[Extracted data — start]

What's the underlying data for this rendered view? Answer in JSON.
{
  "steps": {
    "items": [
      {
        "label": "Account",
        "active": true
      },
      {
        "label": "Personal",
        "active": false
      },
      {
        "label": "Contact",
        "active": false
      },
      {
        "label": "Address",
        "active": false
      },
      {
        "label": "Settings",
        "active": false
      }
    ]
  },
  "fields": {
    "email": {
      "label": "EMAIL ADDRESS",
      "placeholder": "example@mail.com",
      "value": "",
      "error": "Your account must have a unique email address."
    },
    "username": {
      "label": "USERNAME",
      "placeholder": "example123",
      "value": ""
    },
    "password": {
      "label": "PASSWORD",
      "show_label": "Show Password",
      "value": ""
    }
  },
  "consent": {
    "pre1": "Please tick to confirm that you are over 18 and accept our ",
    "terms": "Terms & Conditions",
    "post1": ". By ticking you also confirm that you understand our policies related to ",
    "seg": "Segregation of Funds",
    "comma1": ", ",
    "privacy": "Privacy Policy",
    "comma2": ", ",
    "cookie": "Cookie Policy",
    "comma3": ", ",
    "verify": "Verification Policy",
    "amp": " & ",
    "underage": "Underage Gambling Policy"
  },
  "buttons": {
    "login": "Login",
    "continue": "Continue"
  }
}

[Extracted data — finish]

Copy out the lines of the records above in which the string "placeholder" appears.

      "placeholder": "example@mail.com",
      "placeholder": "example123",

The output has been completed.